Records from a dataset
↓↓↓
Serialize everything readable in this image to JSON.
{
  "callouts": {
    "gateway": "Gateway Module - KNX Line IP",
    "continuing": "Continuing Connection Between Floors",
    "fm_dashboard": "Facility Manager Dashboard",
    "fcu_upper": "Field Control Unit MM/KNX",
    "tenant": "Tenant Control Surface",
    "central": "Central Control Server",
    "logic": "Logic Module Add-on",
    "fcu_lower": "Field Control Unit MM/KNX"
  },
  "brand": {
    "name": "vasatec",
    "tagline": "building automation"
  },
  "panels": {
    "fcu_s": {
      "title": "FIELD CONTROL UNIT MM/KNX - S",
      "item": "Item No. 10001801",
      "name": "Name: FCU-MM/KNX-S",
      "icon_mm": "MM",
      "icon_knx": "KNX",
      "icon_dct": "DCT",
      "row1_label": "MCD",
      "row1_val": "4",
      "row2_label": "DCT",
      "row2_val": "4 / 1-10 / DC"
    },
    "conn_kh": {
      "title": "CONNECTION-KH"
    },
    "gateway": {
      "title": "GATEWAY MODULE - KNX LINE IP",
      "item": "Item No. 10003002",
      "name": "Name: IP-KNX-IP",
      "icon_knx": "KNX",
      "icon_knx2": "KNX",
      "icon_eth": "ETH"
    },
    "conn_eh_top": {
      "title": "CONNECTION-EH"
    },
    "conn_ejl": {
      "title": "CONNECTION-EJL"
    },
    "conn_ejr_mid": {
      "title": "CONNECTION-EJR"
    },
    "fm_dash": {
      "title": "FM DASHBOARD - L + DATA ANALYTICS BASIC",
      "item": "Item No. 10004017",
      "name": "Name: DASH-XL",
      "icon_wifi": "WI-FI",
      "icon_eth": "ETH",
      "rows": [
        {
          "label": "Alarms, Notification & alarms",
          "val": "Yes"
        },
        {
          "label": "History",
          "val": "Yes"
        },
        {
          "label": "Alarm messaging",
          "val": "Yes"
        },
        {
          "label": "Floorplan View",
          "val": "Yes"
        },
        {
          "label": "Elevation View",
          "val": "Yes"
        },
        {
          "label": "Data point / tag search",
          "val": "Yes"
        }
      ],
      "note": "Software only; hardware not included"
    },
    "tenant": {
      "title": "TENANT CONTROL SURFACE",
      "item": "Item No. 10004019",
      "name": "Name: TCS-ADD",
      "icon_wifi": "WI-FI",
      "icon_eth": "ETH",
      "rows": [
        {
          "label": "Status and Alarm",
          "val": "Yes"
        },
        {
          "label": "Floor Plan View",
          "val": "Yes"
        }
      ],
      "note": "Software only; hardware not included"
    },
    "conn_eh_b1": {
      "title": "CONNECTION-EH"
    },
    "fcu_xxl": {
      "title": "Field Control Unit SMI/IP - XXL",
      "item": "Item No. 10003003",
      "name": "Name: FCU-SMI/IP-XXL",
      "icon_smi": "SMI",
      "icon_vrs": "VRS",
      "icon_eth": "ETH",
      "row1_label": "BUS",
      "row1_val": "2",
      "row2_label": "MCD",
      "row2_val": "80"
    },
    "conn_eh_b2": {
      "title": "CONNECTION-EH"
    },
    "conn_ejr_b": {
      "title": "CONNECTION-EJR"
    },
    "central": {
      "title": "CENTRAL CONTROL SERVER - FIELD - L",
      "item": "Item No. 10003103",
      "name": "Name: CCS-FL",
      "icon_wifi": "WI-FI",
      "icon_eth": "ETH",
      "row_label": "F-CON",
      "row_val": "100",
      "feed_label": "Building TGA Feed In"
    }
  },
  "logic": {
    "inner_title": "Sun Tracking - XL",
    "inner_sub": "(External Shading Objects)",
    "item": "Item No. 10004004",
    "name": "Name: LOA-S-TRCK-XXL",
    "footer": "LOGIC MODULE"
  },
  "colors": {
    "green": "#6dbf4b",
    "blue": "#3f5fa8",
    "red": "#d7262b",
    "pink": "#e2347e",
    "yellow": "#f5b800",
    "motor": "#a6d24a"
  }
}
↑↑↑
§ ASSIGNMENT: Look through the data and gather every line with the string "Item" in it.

§ SOLUTION TO THIS PROBLEM:
      "item": "Item No. 10001801",
      "item": "Item No. 10003002",
      "item": "Item No. 10004017",
      "item": "Item No. 10004019",
      "item": "Item No. 10003003",
      "item": "Item No. 10003103",
    "item": "Item No. 10004004",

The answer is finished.